PROBLEM TO SOLVE: With no additions or omissions, print the listing that follows.

INPUT FOR THIS TASK:
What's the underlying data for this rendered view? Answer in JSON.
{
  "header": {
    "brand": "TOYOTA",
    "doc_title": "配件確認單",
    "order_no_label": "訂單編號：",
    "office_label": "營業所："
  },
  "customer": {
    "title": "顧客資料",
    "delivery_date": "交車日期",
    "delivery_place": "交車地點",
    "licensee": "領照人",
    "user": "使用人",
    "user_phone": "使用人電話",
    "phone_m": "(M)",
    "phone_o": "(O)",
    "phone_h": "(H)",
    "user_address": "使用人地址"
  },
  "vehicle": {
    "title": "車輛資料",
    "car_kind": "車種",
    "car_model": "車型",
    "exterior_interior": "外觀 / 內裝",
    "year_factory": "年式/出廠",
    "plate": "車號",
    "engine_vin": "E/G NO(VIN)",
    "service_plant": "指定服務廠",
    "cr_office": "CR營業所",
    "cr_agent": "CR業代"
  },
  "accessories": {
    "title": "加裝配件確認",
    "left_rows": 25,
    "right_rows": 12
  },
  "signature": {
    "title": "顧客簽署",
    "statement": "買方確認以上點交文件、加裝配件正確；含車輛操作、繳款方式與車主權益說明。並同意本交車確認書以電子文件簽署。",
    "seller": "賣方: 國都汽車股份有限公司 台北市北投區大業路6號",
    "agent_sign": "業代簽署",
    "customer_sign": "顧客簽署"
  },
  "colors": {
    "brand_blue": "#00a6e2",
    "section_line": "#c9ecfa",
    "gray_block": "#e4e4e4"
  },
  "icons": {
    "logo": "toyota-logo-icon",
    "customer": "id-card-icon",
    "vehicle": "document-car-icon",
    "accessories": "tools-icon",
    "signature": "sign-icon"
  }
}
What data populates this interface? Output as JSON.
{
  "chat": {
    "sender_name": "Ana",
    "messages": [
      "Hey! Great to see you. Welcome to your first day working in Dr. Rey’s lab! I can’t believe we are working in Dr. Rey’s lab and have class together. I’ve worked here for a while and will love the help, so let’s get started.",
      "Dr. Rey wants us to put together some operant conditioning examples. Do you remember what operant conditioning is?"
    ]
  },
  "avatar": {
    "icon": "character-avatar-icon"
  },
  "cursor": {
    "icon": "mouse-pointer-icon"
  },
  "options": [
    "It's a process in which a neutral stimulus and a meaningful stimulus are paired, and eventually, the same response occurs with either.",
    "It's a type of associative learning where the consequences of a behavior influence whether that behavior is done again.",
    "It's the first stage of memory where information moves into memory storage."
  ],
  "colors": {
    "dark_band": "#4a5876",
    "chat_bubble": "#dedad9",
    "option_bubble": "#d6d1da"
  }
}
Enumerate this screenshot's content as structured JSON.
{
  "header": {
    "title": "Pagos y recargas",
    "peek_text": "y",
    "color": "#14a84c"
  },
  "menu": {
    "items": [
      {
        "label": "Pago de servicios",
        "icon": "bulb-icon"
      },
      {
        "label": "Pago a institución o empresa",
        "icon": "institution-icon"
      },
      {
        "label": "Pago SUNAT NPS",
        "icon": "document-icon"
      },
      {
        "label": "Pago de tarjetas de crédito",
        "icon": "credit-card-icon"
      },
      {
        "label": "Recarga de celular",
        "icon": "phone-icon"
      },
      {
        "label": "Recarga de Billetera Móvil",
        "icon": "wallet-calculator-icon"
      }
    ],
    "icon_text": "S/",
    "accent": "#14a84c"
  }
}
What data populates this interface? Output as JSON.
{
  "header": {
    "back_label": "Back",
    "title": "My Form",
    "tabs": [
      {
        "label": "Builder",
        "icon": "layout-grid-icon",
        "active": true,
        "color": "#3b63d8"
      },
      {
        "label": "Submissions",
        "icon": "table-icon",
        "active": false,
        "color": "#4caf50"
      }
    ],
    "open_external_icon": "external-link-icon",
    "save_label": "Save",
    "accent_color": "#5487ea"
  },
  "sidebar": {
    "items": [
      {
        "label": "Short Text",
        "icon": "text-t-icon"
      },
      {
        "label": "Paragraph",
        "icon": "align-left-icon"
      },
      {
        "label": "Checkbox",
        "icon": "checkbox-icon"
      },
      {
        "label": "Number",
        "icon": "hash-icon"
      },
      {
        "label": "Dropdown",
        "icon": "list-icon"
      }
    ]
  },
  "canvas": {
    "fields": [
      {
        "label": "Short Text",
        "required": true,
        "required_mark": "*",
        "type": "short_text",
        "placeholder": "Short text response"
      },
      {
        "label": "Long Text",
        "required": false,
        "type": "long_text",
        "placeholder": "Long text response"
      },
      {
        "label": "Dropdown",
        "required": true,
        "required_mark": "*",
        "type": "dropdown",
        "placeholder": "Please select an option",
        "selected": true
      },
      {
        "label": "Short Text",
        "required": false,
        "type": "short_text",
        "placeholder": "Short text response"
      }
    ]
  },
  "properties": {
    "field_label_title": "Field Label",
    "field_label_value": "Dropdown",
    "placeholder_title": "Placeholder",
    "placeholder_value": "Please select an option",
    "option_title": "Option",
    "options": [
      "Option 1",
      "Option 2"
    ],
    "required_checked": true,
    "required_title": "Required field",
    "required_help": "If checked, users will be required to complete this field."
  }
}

SOLUTION FOR THIS PROBLEM:
What's the underlying data for this rendered view? Answer in JSON.
{
  "header": {
    "brand": "TOYOTA",
    "doc_title": "配件確認單",
    "order_no_label": "訂單編號：",
    "office_label": "營業所："
  },
  "customer": {
    "title": "顧客資料",
    "delivery_date": "交車日期",
    "delivery_place": "交車地點",
    "licensee": "領照人",
    "user": "使用人",
    "user_phone": "使用人電話",
    "phone_m": "(M)",
    "phone_o": "(O)",
    "phone_h": "(H)",
    "user_address": "使用人地址"
  },
  "vehicle": {
    "title": "車輛資料",
    "car_kind": "車種",
    "car_model": "車型",
    "exterior_interior": "外觀 / 內裝",
    "year_factory": "年式/出廠",
    "plate": "車號",
    "engine_vin": "E/G NO(VIN)",
    "service_plant": "指定服務廠",
    "cr_office": "CR營業所",
    "cr_agent": "CR業代"
  },
  "accessories": {
    "title": "加裝配件確認",
    "left_rows": 25,
    "right_rows": 12
  },
  "signature": {
    "title": "顧客簽署",
    "statement": "買方確認以上點交文件、加裝配件正確；含車輛操作、繳款方式與車主權益說明。並同意本交車確認書以電子文件簽署。",
    "seller": "賣方: 國都汽車股份有限公司 台北市北投區大業路6號",
    "agent_sign": "業代簽署",
    "customer_sign": "顧客簽署"
  },
  "colors": {
    "brand_blue": "#00a6e2",
    "section_line": "#c9ecfa",
    "gray_block": "#e4e4e4"
  },
  "icons": {
    "logo": "toyota-logo-icon",
    "customer": "id-card-icon",
    "vehicle": "document-car-icon",
    "accessories": "tools-icon",
    "signature": "sign-icon"
  }
}
What data populates this interface? Output as JSON.
{
  "chat": {
    "sender_name": "Ana",
    "messages": [
      "Hey! Great to see you. Welcome to your first day working in Dr. Rey’s lab! I can’t believe we are working in Dr. Rey’s lab and have class together. I’ve worked here for a while and will love the help, so let’s get started.",
      "Dr. Rey wants us to put together some operant conditioning examples. Do you remember what operant conditioning is?"
    ]
  },
  "avatar": {
    "icon": "character-avatar-icon"
  },
  "cursor": {
    "icon": "mouse-pointer-icon"
  },
  "options": [
    "It's a process in which a neutral stimulus and a meaningful stimulus are paired, and eventually, the same response occurs with either.",
    "It's a type of associative learning where the consequences of a behavior influence whether that behavior is done again.",
    "It's the first stage of memory where information moves into memory storage."
  ],
  "colors": {
    "dark_band": "#4a5876",
    "chat_bubble": "#dedad9",
    "option_bubble": "#d6d1da"
  }
}
Enumerate this screenshot's content as structured JSON.
{
  "header": {
    "title": "Pagos y recargas",
    "peek_text": "y",
    "color": "#14a84c"
  },
  "menu": {
    "items": [
      {
        "label": "Pago de servicios",
        "icon": "bulb-icon"
      },
      {
        "label": "Pago a institución o empresa",
        "icon": "institution-icon"
      },
      {
        "label": "Pago SUNAT NPS",
        "icon": "document-icon"
      },
      {
        "label": "Pago de tarjetas de crédito",
        "icon": "credit-card-icon"
      },
      {
        "label": "Recarga de celular",
        "icon": "phone-icon"
      },
      {
        "label": "Recarga de Billetera Móvil",
        "icon": "wallet-calculator-icon"
      }
    ],
    "icon_text": "S/",
    "accent": "#14a84c"
  }
}
What data populates this interface? Output as JSON.
{
  "header": {
    "back_label": "Back",
    "title": "My Form",
    "tabs": [
      {
        "label": "Builder",
        "icon": "layout-grid-icon",
        "active": true,
        "color": "#3b63d8"
      },
      {
        "label": "Submissions",
        "icon": "table-icon",
        "active": false,
        "color": "#4caf50"
      }
    ],
    "open_external_icon": "external-link-icon",
    "save_label": "Save",
    "accent_color": "#5487ea"
  },
  "sidebar": {
    "items": [
      {
        "label": "Short Text",
        "icon": "text-t-icon"
      },
      {
        "label": "Paragraph",
        "icon": "align-left-icon"
      },
      {
        "label": "Checkbox",
        "icon": "checkbox-icon"
      },
      {
        "label": "Number",
        "icon": "hash-icon"
      },
      {
        "label": "Dropdown",
        "icon": "list-icon"
      }
    ]
  },
  "canvas": {
    "fields": [
      {
        "label": "Short Text",
        "required": true,
        "required_mark": "*",
        "type": "short_text",
        "placeholder": "Short text response"
      },
      {
        "label": "Long Text",
        "required": false,
        "type": "long_text",
        "placeholder": "Long text response"
      },
      {
        "label": "Dropdown",
        "required": true,
        "required_mark": "*",
        "type": "dropdown",
        "placeholder": "Please select an option",
        "selected": true
      },
      {
        "label": "Short Text",
        "required": false,
        "type": "short_text",
        "placeholder": "Short text response"
      }
    ]
  },
  "properties": {
    "field_label_title": "Field Label",
    "field_label_value": "Dropdown",
    "placeholder_title": "Placeholder",
    "placeholder_value": "Please select an option",
    "option_title": "Option",
    "options": [
      "Option 1",
      "Option 2"
    ],
    "required_checked": true,
    "required_title": "Required field",
    "required_help": "If checked, users will be required to complete this field."
  }
}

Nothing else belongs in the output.